Birds Die Too In Kate Chopin's "Story of the Hour", several elements contribute to the overall meaning of the story itself. Her death is foreshadowed in the beginning when it mentions that she was "afflicted with heart trouble." Because of this, when her sister told her that her husband had died, it was done so delicately. After Mrs. Mallard is told, is where the story really begins to set a tone of elegiac settings, and how she is expressing herself is in direct contrast to weather, i.

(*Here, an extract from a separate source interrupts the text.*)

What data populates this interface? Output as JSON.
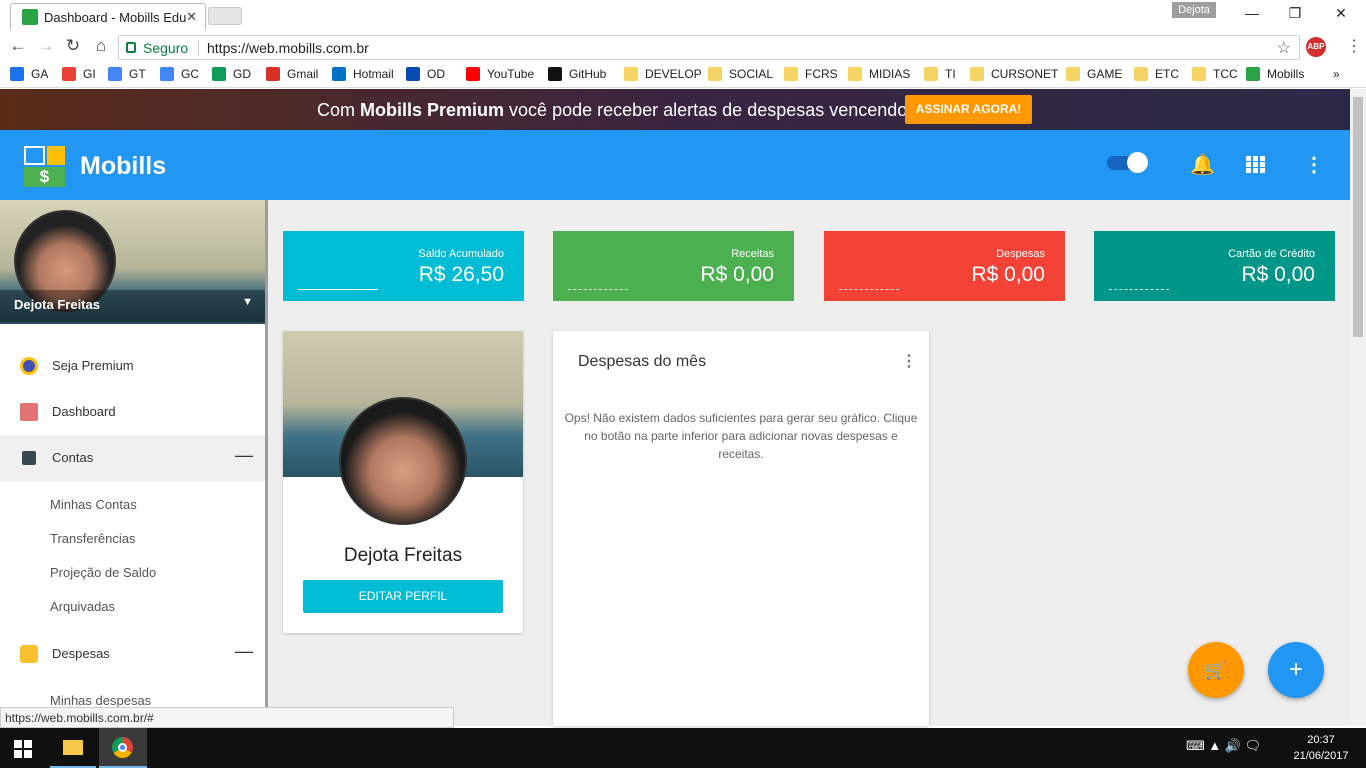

e. 'the storm of grief." When Mrs. Mallard goes to her room and sits down to rest, she begins to notice how lovely the weather is outside, and here the tone takes a sudden change from elegiac to soothing and peaceful. She notices the trees that are "aquiver with new spring life" and the "delicious breath of rain." Not only are these segments directly related to her change of emotion, but they are also foreshadowing the Bir joy she will feel momentarily. She begins to realize she is "free" from whatever responsibilities she held to her husband, and is consumed with "monstrous joy" that she will be living "for herself." Other symbols besides the weather, is also the bird she first notices when she first retires to her room to be alone with her grief. The birds are happy, singing, and carefree of any limitations.

Also the door when her sister, Louise, begs her to open the door. She is also symbolically opening the door to her new life, the one she will live in total liberation with the restraints of her husband. She begins to also look at life with new eyes, seeing it in a different light, no longer seeing as a life of repression. She loved him, but not as much as she suddenly loves herself. This is a reaction that should be expected from her, however, it is not widely popular (due to when this story was written). She had been married expecting to live her life playing the perfect little wife, and had actually almost managed to convince herself that she enjoyed it.

However, when she realizes her freedom, she is ecstatic, as any sane person would be. And even though her husband was obviously a good, kind man whom she "never looked upon with anything but love" she was still not living for herself, and no one can be truly happy if they aren't happy with themselves first. Ironically, once she begins to descend from the stairs like a "goddess of Victory" who is now not only ready to stand to any trials life throws at her-but is also excited to do so, someone turns the key latch. A visitor coming to console her of her husbands death? No, it is her husband herself. She then has a heart attack and is proclaimed dead of "the joy that kills," in other words; she was so overcome with joy at seeing her husband alive, that she died. Obviously in reality it was quite the contrary.

She was overcome with the sudden reality of oppression that did in fact await her in the years to come, that she did not escape. After all, birds die too.